Could Ottawa South be next for a multi-use winter trail?
Ottawa South resident Patricia Quigley has a wintery vision. While many other parts of the city have winter multi-use trails, the Ottawa South area doesn’t. The potential of having a winter trail based around the storm water ponds connected to Sawmill Creek and the area between the Airport Parkway and the South Keys Centre and beyond is perfect though — and Patricia would know, as she has already worked on maintaining one for cross-country skiing.
As we know with the future redevelopment plans for South Keys Centre, this location has the potential to become a hub for Ottawa South — including for recreation and commuting in the winter.
By having a groomed winter trail using the Sawmill Creek and Osgoode multi-use paths, which include areas all around the Sawmill Creek storm water ponds, a connecting trail that will continue to the Walkley transit station, as well as to the cycling path that leads to the roundabout by Brookfield High School just before the train tracks, and a portion of Osgoode Trail at least as far as Mitch Owens Road or Manotick Station Road in Manotick. Perhaps there is interest even as far as the main street of Osgoode village, which is already a multi-use trail during the rest of the year.
Why it is a good idea
Inspired by the winter trails that cross Ottawa from East to West (see the Ski Heritage East, KichiSibi, Britannia, Ottawa West Ski Trail), the Rideau Trail that was started around two years ago, and the lack of similar trails in this part of the city, it makes sense to make use of existing paths that could easily be transformed into groomed winter trails for Ottawa South.
People are looking for a place to go or take their families closer to home — to easily get out in nature, for commuting or recreation purposes. This little oasis of nature is right in the midst of the bustling Ottawa South hub near so many residential areas, but easily accessible by transit as well.
A winter trail that is groomed in the middle will accommodate walkers, snowshoers, skiers (skate style), fat bikes and dogs, while groomed ski tracks on each side will accommodate skiers (classic style). Many people already try to walk/snowshoe in those areas, but struggle in the deep snow. A winter trail that is groomed will give a solid and hard base to walk and ski on which will bring more and more people to use it.
What has been done so far
Both last and this winter Patricia has taken it on to show what could be on her own. She leaves her home with her skis on her back, walks around 1.5 km to the bridge that is over the Airport Parkway behind South Keys Centre to start the trail. Depending on the snow conditions, it could take her between five to six hours to break-in the trails. She will usually try to go through her own tracks at least twice in order to have a decent trail for the others to use. It is a lot of hard work, but Patricia thought this would help make the point to the City and show other residents in the area what could be. A broken-in trail is far from being as good as a groomed trail, as a broken-in trail does not survive well to the change of temperatures compared to a groomed trail.

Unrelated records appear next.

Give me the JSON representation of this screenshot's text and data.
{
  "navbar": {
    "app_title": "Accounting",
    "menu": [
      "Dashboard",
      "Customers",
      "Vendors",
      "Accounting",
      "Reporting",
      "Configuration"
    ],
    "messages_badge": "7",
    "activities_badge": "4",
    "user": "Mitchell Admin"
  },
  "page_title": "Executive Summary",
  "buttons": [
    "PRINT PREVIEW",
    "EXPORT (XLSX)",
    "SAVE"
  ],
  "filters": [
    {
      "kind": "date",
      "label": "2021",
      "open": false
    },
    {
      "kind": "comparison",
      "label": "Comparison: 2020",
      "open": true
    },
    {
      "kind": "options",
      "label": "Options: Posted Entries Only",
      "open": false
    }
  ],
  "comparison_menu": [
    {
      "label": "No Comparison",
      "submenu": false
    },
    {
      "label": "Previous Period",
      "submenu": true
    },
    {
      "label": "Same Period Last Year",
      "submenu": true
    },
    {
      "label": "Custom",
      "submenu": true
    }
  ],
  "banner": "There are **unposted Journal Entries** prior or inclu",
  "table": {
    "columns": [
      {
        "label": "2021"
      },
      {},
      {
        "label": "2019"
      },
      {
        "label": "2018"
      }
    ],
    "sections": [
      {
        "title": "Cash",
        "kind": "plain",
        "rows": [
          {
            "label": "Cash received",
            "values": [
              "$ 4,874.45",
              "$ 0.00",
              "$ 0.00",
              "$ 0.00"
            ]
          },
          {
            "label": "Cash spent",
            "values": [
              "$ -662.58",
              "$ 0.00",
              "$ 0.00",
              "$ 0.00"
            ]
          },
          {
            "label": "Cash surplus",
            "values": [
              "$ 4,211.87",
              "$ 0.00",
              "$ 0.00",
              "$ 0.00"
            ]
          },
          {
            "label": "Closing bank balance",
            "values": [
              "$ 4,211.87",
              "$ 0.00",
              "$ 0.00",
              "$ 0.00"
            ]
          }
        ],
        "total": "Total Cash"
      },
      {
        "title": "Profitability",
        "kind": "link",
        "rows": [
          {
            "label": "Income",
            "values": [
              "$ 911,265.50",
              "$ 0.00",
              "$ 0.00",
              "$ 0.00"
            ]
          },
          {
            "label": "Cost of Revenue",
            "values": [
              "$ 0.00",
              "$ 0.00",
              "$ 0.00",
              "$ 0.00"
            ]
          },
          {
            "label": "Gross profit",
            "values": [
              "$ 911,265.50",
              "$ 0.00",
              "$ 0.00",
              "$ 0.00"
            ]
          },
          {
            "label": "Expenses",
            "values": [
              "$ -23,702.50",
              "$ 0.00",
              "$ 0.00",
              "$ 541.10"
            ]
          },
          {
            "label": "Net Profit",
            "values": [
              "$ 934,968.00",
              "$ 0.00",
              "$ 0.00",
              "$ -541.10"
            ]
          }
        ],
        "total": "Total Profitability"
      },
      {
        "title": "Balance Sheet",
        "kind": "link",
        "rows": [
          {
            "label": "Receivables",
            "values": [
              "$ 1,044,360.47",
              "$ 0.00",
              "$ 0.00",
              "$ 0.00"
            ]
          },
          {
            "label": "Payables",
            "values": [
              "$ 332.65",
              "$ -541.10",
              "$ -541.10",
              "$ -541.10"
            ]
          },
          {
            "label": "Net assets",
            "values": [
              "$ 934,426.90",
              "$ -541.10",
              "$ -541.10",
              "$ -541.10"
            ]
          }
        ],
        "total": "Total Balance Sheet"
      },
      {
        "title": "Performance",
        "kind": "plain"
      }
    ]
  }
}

So far, Patricia’s paths that she has broken in tend to be a double track all around the Sawmill Creek stormwater ponds (each loop is about 2.2 km), a single track up to Walkley Station (another 1.1 km one way), a single track up to the cycling path that leads to the roundabout near Brookfield High School near the train tracks (about another 1.25 km extra one way). The addition of the Osgoode multi-use pathway could be added in the future once the LRT construction has finished.
She has already noticed that the path around the Sawmill Creek ponds are well used with snowshoers and walkers. Overall, those users are very respectful of the ski track by not walking on that track itself. However this isn’t the case for all of it, and a groomed trail would help create the distinction for various winter modes more clearly.
While hard at work Patricia has also heard from many people she passes about how they love the idea, or would want to try it themselves, and how it would be a great addition to the area.
Patricia has approached Councillors Bradley (Gloucester-Southgate ward) and Brockington (River ward) about her idea of a winter trail in the south end of the city, but is hoping to garner more resident support to make her case to them and the City. If this is something you support, please consider emailing the councillors at their respective websites above and let them know that you’d like to see the City support a groomed trail for Ottawa South residents.
If you’d like to learn more, or help Patricia out in the meantime, get in touch with us and we’ll connect you with Patricia.